Doesn't it seem fitting that Ode To Joy has become a global anthem in this time of virus?
Any rendition heals, but there is something "responsive" and in the moment in the Rotterdam Philharmonic styling, at home, but together, virtually.
Isolation perhaps, socially distanced, life interrupted, but in community.
My heart swells when we fragile and even frightened humans step onto balconies, porches, decks, or open our windows to yell, sing, ring bells, beat pans, applaud and cheer our medical providers. We cannot see the enemy, but we can defy its terror and rouse the lion in our human spirit and soothe our souls.
We have imposed barriers in our one time convenient lives, we have placed obstacles to the common rhythms and familiar patterns. Now we wonder if perhaps we have taken so much for granted.
I was lamenting how I miss the sound of Jim Nantz and the tumult of an emphatic basketball arena. I feel cheated that I can't see the jibes and joy of Greg Gumble, Clark Kellogg, Charles Barkley and Kenny Smith. And that started me on a trail of the sounds we are missing.
The chatter at Lily's coffee deck, my circle of chatterers and debaters, the joy of children at play drifting up the ridge from the grammar school playground, the clang, beeps and buzz of the big box and grocery store, live music wafting in from clubs, the hostess greeting or the chime of wine glasses toasting, the conversations in parking lots, the vibe of a tasting room, the sound of traffic even, and the applause of a concert crowd.
I hope we are making more calls.

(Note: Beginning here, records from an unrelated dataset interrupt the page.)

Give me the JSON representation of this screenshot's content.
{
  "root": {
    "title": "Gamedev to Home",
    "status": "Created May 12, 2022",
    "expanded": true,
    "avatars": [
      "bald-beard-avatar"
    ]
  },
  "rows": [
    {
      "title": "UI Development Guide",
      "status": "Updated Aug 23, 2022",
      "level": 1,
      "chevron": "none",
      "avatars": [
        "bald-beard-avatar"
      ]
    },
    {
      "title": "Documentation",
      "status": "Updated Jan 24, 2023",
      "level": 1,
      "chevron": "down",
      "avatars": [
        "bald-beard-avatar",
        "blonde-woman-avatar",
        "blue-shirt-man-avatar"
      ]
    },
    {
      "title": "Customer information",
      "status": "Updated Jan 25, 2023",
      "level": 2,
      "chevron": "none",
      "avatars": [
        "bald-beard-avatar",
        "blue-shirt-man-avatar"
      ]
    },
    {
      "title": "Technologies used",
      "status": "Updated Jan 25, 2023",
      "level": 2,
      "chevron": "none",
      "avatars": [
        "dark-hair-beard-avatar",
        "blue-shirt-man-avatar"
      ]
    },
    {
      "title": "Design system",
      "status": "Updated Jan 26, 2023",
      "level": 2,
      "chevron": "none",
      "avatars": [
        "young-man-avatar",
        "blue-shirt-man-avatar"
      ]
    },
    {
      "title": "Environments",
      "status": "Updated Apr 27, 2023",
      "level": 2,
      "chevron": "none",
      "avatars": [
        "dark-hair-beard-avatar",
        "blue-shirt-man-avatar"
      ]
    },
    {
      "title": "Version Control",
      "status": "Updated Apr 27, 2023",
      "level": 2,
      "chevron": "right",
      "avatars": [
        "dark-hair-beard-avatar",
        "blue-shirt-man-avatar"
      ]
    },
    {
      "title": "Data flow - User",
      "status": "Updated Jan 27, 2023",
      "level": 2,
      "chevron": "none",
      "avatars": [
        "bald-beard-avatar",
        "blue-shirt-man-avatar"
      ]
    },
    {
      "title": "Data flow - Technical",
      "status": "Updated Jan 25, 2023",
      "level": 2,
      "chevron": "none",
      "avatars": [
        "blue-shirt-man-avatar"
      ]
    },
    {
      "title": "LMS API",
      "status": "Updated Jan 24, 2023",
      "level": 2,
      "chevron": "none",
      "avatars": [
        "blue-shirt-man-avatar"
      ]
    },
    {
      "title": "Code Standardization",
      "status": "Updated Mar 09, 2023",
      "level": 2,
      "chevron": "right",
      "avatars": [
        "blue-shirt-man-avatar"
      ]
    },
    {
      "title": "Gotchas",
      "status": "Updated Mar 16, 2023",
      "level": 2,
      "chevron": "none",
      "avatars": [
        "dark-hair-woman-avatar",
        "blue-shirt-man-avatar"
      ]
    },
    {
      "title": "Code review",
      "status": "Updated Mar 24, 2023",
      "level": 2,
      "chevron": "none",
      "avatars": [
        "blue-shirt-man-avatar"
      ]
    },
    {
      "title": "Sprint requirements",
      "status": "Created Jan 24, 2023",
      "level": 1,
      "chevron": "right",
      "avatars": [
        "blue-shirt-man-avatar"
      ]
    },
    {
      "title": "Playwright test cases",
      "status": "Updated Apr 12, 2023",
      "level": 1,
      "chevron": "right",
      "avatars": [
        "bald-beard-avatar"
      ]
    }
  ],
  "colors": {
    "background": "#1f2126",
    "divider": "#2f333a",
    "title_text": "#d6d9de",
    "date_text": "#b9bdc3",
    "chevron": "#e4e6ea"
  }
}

It's a way to care, to check up, and just enjoy someone's company, even if distant. My friend Frank and I were sharing how we've been looking for old basketball games or sports events on the cable. He's reading a Sports Illustrated anthology of great moments.
In a large, large way, the field of competition, all sports, are a major element in the sound score of lives. How many Saturday or Sunday afternoons did that mellow "Whoa, Nellie..." of Keith Jackson or Dick Enberg's "Oh My..." serve as a gentle assurance that all was well with the world.
So, in the interim, we have replays, but there is something "normalizing" in hearing Al Michaels, or Bob Costas, and others. Normalizing like a friend complaining about the freeway traffic, or the sound of airplanes, or even the car with loud speakers in the next lane.
Normal. Normal life has more sounds, more sub conscious cues that we are well.
As I was mulling this, Scott Simon of NPR must have been having smiliar withdrawal. On his March 28 Weekend edition, he took it on with the inimitable Hank Azaria.
Normal is on the other side of the virus and our social distanced restrictions. Getting there, getting through this is so much easier than what our parents or grand parents faced in the Spanish Influenza. Our cyber, wireless, social media world, helps us to remain in community. If each send, or text, or photo, or share could emit a sound lifted to the spheres, it would probably sound like an Ode to Joy.
Stay well. See you down the trail.